The moral argument, on the other hand, is able to escape this problem because it does not rely entirely on the same task of reason as the ontological argument, but depends on an entirely different tendency of reason. This is the only kind of argument Kant allows. This does not mean -- and it is important to understand this -- that every other argument for God's existence is useless; it does mean that the most it could ever serve is a heuristic function. It also does not mean that the atheist is better off than the theist, even if we ignore moral arguments; given Kant's argument, the atheist can no more prove that God does not exist with speculative arguments than the theist can prove that God does, but the theist at least has the excuse that reason's overeagerness to conclude that God exists is based on a natural illusion. This illusion arises directly from the natural ability of reason to judge and reason with disjunctions, combined with the natural tendency of reason to try to achieve the greatest unity it can in understanding the world. It is, if you will allow the expression, a reasonable illusion; the ideal of God is itself something that must be posited by anyone who genuinely takes reason seriously. It is rationally faultless, and has to be, because it is just the positing as an ideal of the limit case of reason's own task. We just can't find anything that can genuinely guarantee that it has an object, at least if we are dealing with pure reason or proofs that lead to knowledge.

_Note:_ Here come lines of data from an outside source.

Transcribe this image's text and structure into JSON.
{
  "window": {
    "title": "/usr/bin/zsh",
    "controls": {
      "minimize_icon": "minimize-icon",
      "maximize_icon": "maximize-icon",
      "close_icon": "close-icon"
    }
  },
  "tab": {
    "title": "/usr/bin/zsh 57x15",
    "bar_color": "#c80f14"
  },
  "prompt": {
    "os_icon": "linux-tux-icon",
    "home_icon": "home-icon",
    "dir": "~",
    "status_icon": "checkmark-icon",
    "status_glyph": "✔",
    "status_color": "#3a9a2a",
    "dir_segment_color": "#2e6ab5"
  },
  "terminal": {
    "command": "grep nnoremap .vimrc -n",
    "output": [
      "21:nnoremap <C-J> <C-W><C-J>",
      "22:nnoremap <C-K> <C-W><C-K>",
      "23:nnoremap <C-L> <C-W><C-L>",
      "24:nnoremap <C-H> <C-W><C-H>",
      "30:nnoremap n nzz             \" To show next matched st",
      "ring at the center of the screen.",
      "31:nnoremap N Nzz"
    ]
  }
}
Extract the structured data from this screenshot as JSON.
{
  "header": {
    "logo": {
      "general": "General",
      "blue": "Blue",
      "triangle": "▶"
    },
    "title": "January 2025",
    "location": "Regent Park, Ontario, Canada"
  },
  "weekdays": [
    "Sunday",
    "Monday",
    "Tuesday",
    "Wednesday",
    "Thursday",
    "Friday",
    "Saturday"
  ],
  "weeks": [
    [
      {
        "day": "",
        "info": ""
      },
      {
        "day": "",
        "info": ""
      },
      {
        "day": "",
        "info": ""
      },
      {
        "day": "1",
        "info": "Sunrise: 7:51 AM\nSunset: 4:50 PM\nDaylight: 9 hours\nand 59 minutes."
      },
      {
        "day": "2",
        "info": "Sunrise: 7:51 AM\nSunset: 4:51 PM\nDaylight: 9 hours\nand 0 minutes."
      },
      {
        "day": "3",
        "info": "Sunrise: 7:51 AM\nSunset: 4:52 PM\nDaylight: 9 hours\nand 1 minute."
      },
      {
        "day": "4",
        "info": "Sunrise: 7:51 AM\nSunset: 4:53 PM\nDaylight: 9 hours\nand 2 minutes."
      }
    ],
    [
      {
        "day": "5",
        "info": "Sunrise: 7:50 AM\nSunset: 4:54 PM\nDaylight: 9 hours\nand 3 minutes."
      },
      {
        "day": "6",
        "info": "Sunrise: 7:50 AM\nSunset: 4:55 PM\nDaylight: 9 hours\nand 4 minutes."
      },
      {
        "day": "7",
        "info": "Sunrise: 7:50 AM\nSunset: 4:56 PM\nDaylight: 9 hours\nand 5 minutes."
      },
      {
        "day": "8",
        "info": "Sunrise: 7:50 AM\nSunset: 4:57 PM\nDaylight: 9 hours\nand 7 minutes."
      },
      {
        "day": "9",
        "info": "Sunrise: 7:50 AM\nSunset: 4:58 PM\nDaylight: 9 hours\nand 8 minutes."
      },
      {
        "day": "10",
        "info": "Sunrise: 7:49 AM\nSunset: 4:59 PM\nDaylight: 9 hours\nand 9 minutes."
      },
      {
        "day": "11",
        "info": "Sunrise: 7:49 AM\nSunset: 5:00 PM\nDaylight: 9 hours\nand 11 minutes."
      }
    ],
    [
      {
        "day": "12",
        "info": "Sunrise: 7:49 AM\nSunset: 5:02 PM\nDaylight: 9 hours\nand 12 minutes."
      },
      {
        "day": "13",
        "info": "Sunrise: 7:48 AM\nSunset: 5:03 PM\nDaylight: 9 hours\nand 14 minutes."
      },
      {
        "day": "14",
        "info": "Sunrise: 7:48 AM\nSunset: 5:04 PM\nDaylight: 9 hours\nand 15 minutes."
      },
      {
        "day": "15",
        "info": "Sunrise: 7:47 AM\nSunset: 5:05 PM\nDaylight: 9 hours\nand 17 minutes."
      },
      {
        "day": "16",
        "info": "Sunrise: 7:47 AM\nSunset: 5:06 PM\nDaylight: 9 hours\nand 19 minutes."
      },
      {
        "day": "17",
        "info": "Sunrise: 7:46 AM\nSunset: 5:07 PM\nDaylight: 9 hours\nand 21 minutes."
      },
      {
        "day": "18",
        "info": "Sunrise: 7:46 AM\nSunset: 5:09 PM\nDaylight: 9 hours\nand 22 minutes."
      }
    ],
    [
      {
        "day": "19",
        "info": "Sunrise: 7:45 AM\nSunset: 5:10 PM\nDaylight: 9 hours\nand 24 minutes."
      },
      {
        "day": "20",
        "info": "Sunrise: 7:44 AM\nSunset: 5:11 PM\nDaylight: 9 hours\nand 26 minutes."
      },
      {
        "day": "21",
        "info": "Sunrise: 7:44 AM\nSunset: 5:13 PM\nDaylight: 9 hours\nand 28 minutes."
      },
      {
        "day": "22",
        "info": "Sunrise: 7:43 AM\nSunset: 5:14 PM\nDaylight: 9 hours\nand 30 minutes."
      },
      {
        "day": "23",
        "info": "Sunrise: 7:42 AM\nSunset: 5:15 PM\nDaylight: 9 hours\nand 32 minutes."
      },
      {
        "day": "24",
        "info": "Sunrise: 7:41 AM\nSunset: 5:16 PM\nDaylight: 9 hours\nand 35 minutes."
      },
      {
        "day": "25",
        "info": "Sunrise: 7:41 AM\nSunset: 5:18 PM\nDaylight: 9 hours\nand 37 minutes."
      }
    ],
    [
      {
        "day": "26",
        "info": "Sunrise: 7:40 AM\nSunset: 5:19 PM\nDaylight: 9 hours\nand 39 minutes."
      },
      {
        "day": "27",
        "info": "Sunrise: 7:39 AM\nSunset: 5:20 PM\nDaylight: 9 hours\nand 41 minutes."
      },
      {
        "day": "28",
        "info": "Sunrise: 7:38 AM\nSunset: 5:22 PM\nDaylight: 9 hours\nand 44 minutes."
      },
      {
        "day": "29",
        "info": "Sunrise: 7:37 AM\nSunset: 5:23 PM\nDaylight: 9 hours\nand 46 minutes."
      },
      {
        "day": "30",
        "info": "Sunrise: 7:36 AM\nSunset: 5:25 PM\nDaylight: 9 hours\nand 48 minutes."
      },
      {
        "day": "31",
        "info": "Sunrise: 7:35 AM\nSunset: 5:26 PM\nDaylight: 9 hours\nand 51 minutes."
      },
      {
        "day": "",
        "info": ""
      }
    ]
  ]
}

Such is Kant, anyway. There are obviously a number of questions that this account raises, but it's an interesting one that hangs well together. (My own view, in case you are wondering, is that it's sound in terms of its structural principles; any problems lie with Kant's assumptions about the nature of experience, which I think are often problematic and sometimes egregiously wrong. But that's a complicated issue.)